Open main menu



From Latin (the ablative of suī) + cum (with).

Two, not necessarily mutually exclusive explanations have been offered:

The first explanation was offered by Cicero (Orator §154), who believed that the normal word order of cum nōbīs "with us" would sound too much like cunnō bīs "twice in the cunt", so the words were reversed. This reversal was then applied to cum vōbīs, cum mē, cum tē, and cum sē.

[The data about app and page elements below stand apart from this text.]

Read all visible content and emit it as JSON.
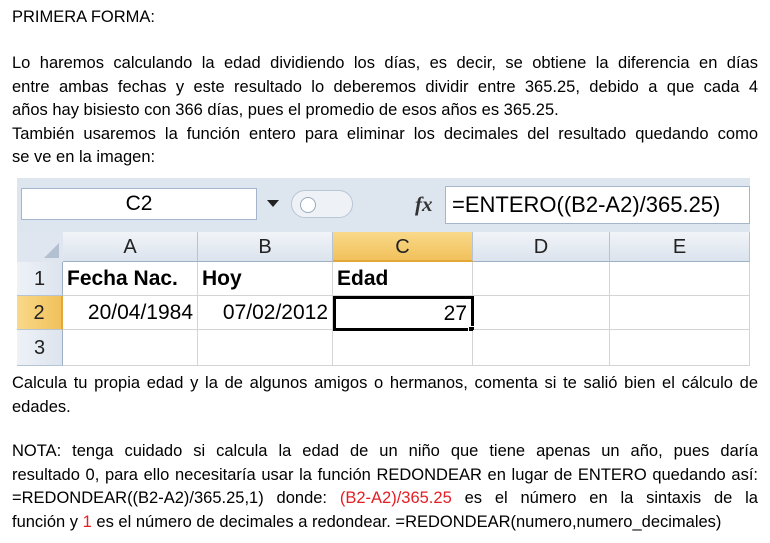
{
  "heading": "PRIMERA FORMA:",
  "intro_lines": [
    "Lo haremos  calculando la edad dividiendo los días, es decir, se obtiene la diferencia en días",
    "entre ambas fechas y este resultado lo deberemos dividir entre 365.25, debido a que cada 4",
    "años hay bisiesto con 366 días, pues el promedio de esos años es 365.25.",
    "También usaremos la función entero para eliminar los decimales del resultado quedando como",
    "se ve en la imagen:"
  ],
  "spreadsheet": {
    "name_box": "C2",
    "fx_symbol": "fx",
    "formula": "=ENTERO((B2-A2)/365.25)",
    "columns": [
      "A",
      "B",
      "C",
      "D",
      "E"
    ],
    "rows": [
      "1",
      "2",
      "3"
    ],
    "selected_column": "C",
    "selected_row": "2",
    "cells": {
      "A1": "Fecha Nac.",
      "B1": "Hoy",
      "C1": "Edad",
      "A2": "20/04/1984",
      "B2": "07/02/2012",
      "C2": "27"
    }
  },
  "exercise_lines": [
    "Calcula tu propia edad y la de algunos amigos o hermanos, comenta si te salió bien el cálculo de",
    "edades."
  ],
  "nota": {
    "line1": "NOTA: tenga cuidado si calcula la edad de un niño que tiene apenas un año, pues daría",
    "line2": "resultado 0, para ello necesitaría usar la función REDONDEAR en lugar de ENTERO quedando así:",
    "line3_a": "=REDONDEAR((B2-A2)/365.25,1)  donde:",
    "line3_red": "(B2-A2)/365.25",
    "line3_b": "es el número en la sintaxis de la",
    "line4_a": "función y",
    "line4_red": "1",
    "line4_b": "es el número de decimales a redondear. =REDONDEAR(numero,numero_decimales)"
  },
  "colors": {
    "highlight_red": "#e31e24",
    "selected_header": "#f1c15b"
  }
}
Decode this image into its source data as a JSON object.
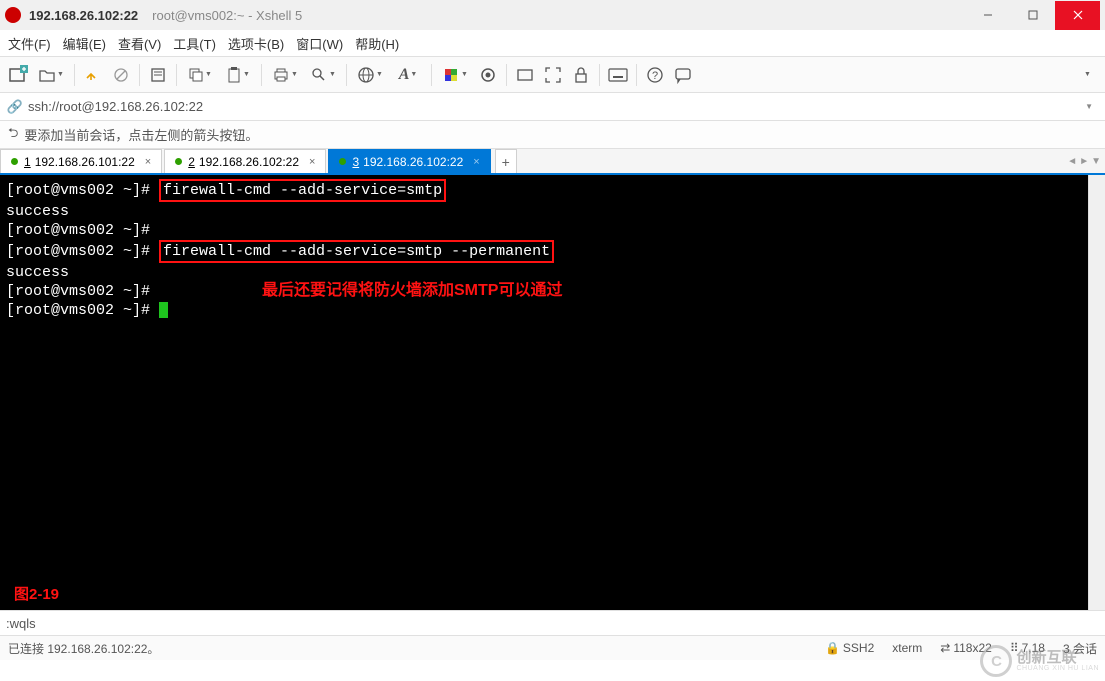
{
  "title": {
    "bold": "192.168.26.102:22",
    "normal": "root@vms002:~ - Xshell 5"
  },
  "menu": [
    "文件(F)",
    "编辑(E)",
    "查看(V)",
    "工具(T)",
    "选项卡(B)",
    "窗口(W)",
    "帮助(H)"
  ],
  "address": "ssh://root@192.168.26.102:22",
  "info_hint": "要添加当前会话，点击左侧的箭头按钮。",
  "tabs": [
    {
      "num": "1",
      "label": "192.168.26.101:22",
      "active": false
    },
    {
      "num": "2",
      "label": "192.168.26.102:22",
      "active": false
    },
    {
      "num": "3",
      "label": "192.168.26.102:22",
      "active": true
    }
  ],
  "terminal": {
    "prompt": "[root@vms002 ~]# ",
    "cmd1": "firewall-cmd --add-service=smtp",
    "resp1": "success",
    "cmd2": "firewall-cmd --add-service=smtp --permanent",
    "resp2": "success",
    "annotation": "最后还要记得将防火墙添加SMTP可以通过",
    "figure_label": "图2-19"
  },
  "cmd_row": ":wqls",
  "statusbar": {
    "left": "已连接 192.168.26.102:22。",
    "ssh": "SSH2",
    "term": "xterm",
    "size": "118x22",
    "pos": "7,18",
    "sessions": "3 会话"
  },
  "watermark": {
    "big": "创新互联",
    "sub": "CHUANG XIN HU LIAN"
  }
}
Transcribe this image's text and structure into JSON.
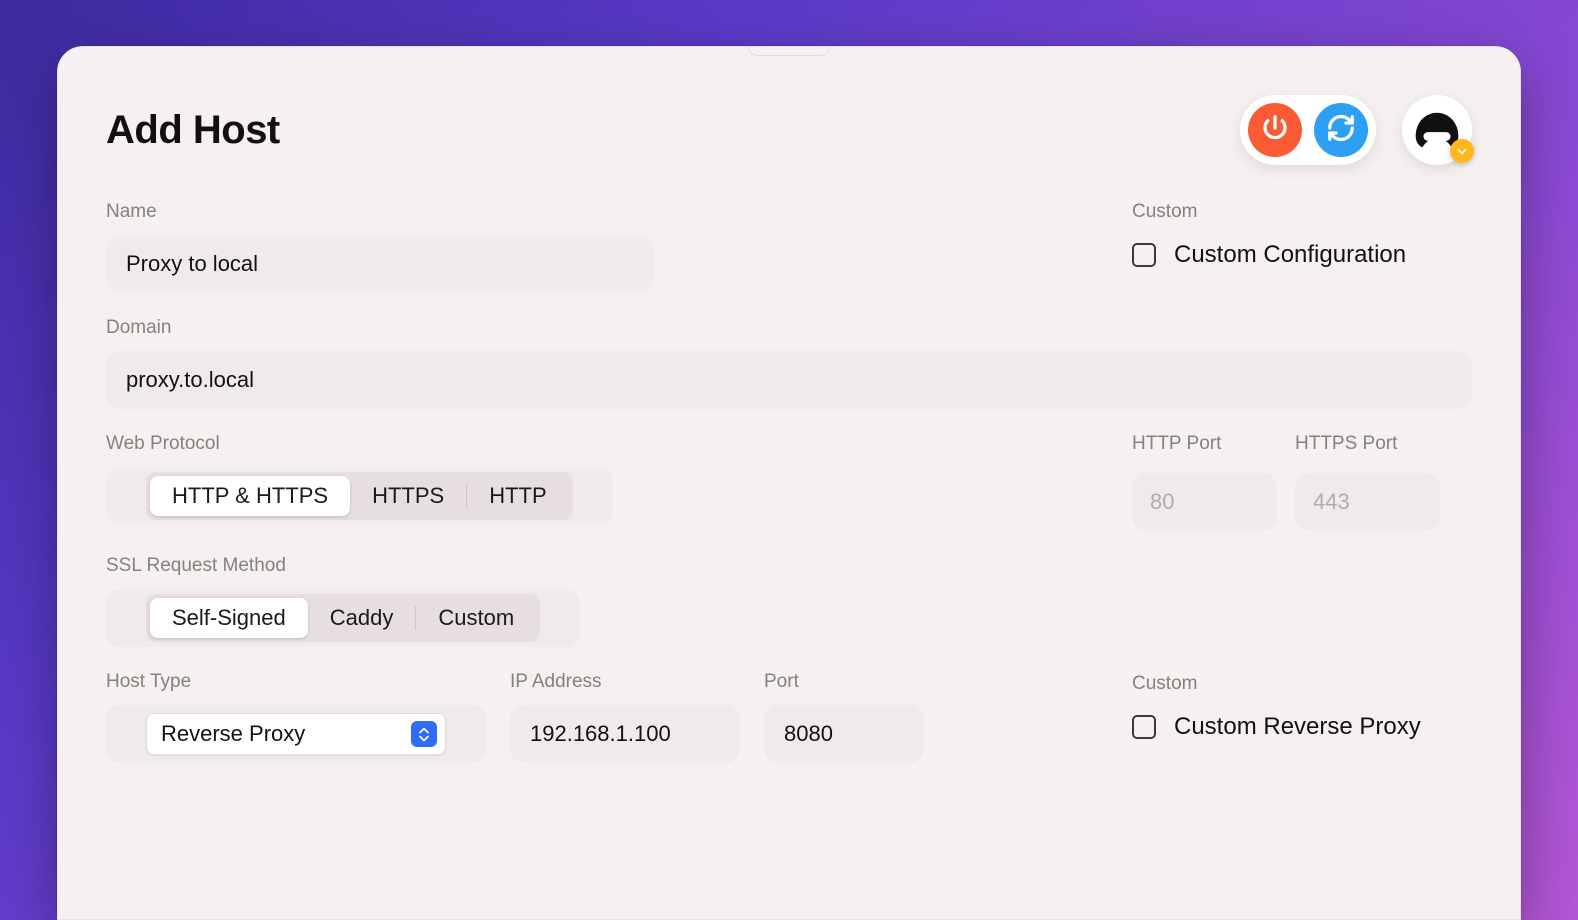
{
  "header": {
    "title": "Add Host",
    "actions": {
      "power_icon": "power-icon",
      "refresh_icon": "refresh-icon"
    }
  },
  "form": {
    "name": {
      "label": "Name",
      "value": "Proxy to local"
    },
    "domain": {
      "label": "Domain",
      "value": "proxy.to.local"
    },
    "web_protocol": {
      "label": "Web Protocol",
      "options": [
        "HTTP & HTTPS",
        "HTTPS",
        "HTTP"
      ],
      "selected": "HTTP & HTTPS"
    },
    "ssl_method": {
      "label": "SSL Request Method",
      "options": [
        "Self-Signed",
        "Caddy",
        "Custom"
      ],
      "selected": "Self-Signed"
    },
    "http_port": {
      "label": "HTTP Port",
      "placeholder": "80",
      "value": ""
    },
    "https_port": {
      "label": "HTTPS Port",
      "placeholder": "443",
      "value": ""
    },
    "host_type": {
      "label": "Host Type",
      "selected": "Reverse Proxy"
    },
    "ip_address": {
      "label": "IP Address",
      "value": "192.168.1.100"
    },
    "port": {
      "label": "Port",
      "value": "8080"
    },
    "custom1": {
      "heading": "Custom",
      "label": "Custom Configuration",
      "checked": false
    },
    "custom2": {
      "heading": "Custom",
      "label": "Custom Reverse Proxy",
      "checked": false
    }
  },
  "colors": {
    "orange": "#fa5b35",
    "blue": "#2da0f3",
    "select_accent": "#2f6df6",
    "badge": "#ffb71c"
  }
}
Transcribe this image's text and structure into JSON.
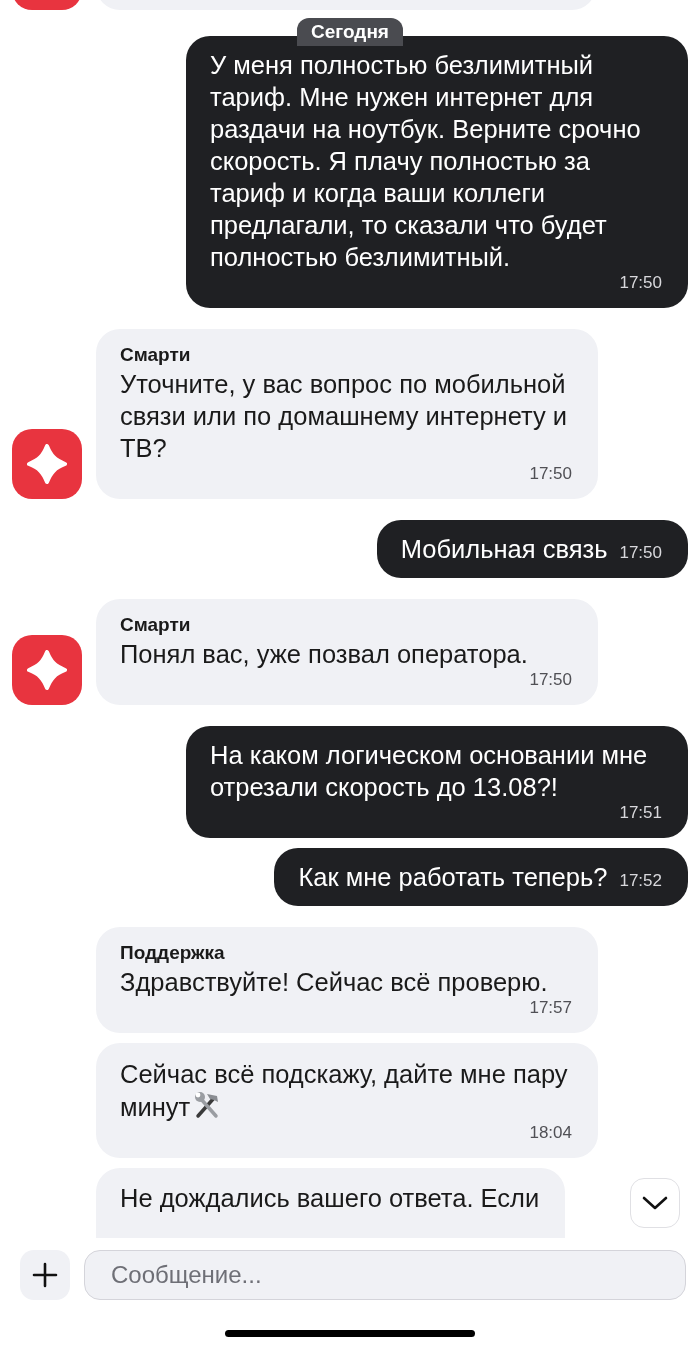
{
  "date_label": "Сегодня",
  "messages": [
    {
      "kind": "outgoing",
      "text": "У меня полностью безлимитный тариф. Мне нужен интернет для раздачи на ноутбук. Верните срочно скорость. Я плачу полностью за тариф и когда ваши коллеги предлагали, то сказали что будет полностью безлимитный.",
      "time": "17:50"
    },
    {
      "kind": "incoming",
      "sender": "Смарти",
      "text": "Уточните, у вас вопрос по мобильной связи или по домашнему интернету и ТВ?",
      "time": "17:50",
      "avatar": true
    },
    {
      "kind": "outgoing",
      "text": "Мобильная связь",
      "time": "17:50"
    },
    {
      "kind": "incoming",
      "sender": "Смарти",
      "text": "Понял вас, уже позвал оператора.",
      "time": "17:50",
      "avatar": true
    },
    {
      "kind": "outgoing",
      "text": "На каком логическом основании мне отрезали скорость до 13.08?!",
      "time": "17:51"
    },
    {
      "kind": "outgoing",
      "text": "Как мне работать теперь?",
      "time": "17:52"
    },
    {
      "kind": "incoming",
      "sender": "Поддержка",
      "text": "Здравствуйте! Сейчас всё проверю.",
      "time": "17:57"
    },
    {
      "kind": "incoming",
      "text": "Сейчас всё подскажу, дайте мне пару минут",
      "time": "18:04",
      "tools_emoji": true
    },
    {
      "kind": "incoming",
      "text": "Не дождались вашего ответа. Если"
    }
  ],
  "composer": {
    "placeholder": "Сообщение..."
  }
}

A modern explanation is that the word ordering comes from the fact that in Proto-Indo-European the word *ḱóm (from which cum derives) was an adverb, not a preposition as it became in Latin. As such the *ḱom could appear before or after the object pronoun since it was the object of the verb, not the object of a preposition. As these special particles evolved into prepositions this word order became archaic even though it was still commonly used. Thus the contraction nōbīscum (and mēcum, etc.) evolved into an adverb in its own right.

(Can this(+) etymology be sourced?)


sēcum (not comparable)

  1. with itself, with himself, with herself, with itself, with themselves
    Duxit secum virginem.
    He led the girl with himself.
    Pompeius a me petiit ut secum, et apud se quotidie essem.
    Pompeius requested me to be with him and at his house every day.
    Filium perduxere illuc secum, ut una esset, meum.
    They took my son along with them in their company thither.
    Amœnitates omnium Venerum atque venustatum is secum adfert.
    He brings all kinds of pleasures with him.


  • Asturian: sigo
  • Emilian: sêg
  • Italian: seco
  • Old Portuguese: sigo
  • Spanish: consigo

See alsoEdit


  • secum in Charlton T. Lewis and Charles Short (1879) A Latin Dictionary, Oxford: Clarendon Press
  • secum in Charlton T. Lewis (1891) An Elementary Latin Dictionary, New York: Harper & Brothers
  • secum in Gaffiot, Félix (1934) Dictionnaire Illustré Latin-Français, Hachette
  • Carl Meissner; Henry William Auden (1894) Latin Phrase-Book[1], London: Macmillan and Co.
    • (ambiguous) circumstances demand: tempus (ita) fert (not secum)
    • (ambiguous) to think over, consider a thing: secum (cum animo) reputare aliquid
    • (ambiguous) to think over, consider a thing: considerare in, cum animo, secum aliquid
    • (ambiguous) to contradict oneself, be inconsistent: secum pugnare (without sibi); sibi repugnare (of things)
    • (ambiguous) to live to oneself: secum vivere